Restate each entry shown beneath this instruction, keeping its wording intact.

** EXTRACTED RECORDS follows **

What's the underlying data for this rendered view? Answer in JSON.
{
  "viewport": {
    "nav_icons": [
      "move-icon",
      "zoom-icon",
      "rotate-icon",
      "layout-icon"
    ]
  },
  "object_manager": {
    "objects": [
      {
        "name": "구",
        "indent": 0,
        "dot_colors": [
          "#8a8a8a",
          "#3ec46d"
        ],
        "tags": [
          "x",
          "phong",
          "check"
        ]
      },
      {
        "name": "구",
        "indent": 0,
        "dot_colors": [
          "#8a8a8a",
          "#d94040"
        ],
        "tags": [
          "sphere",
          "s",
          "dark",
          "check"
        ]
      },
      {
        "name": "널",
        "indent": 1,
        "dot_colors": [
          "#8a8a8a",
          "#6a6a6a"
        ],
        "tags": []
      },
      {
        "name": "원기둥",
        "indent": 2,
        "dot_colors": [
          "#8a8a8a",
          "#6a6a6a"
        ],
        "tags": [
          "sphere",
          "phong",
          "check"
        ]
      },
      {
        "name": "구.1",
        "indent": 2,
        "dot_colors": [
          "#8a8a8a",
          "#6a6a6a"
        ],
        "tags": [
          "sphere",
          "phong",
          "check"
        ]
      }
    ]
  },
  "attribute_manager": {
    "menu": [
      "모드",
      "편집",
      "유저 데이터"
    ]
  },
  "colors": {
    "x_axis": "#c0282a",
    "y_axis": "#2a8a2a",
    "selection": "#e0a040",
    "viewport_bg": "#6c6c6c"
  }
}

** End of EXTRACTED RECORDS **

▶ **ANSWER SPACE**
What's the underlying data for this rendered view? Answer in JSON.
{
  "viewport": {
    "nav_icons": [
      "move-icon",
      "zoom-icon",
      "rotate-icon",
      "layout-icon"
    ]
  },
  "object_manager": {
    "objects": [
      {
        "name": "구",
        "indent": 0,
        "dot_colors": [
          "#8a8a8a",
          "#3ec46d"
        ],
        "tags": [
          "x",
          "phong",
          "check"
        ]
      },
      {
        "name": "구",
        "indent": 0,
        "dot_colors": [
          "#8a8a8a",
          "#d94040"
        ],
        "tags": [
          "sphere",
          "s",
          "dark",
          "check"
        ]
      },
      {
        "name": "널",
        "indent": 1,
        "dot_colors": [
          "#8a8a8a",
          "#6a6a6a"
        ],
        "tags": []
      },
      {
        "name": "원기둥",
        "indent": 2,
        "dot_colors": [
          "#8a8a8a",
          "#6a6a6a"
        ],
        "tags": [
          "sphere",
          "phong",
          "check"
        ]
      },
      {
        "name": "구.1",
        "indent": 2,
        "dot_colors": [
          "#8a8a8a",
          "#6a6a6a"
        ],
        "tags": [
          "sphere",
          "phong",
          "check"
        ]
      }
    ]
  },
  "attribute_manager": {
    "menu": [
      "모드",
      "편집",
      "유저 데이터"
    ]
  },
  "colors": {
    "x_axis": "#c0282a",
    "y_axis": "#2a8a2a",
    "selection": "#e0a040",
    "viewport_bg": "#6c6c6c"
  }
}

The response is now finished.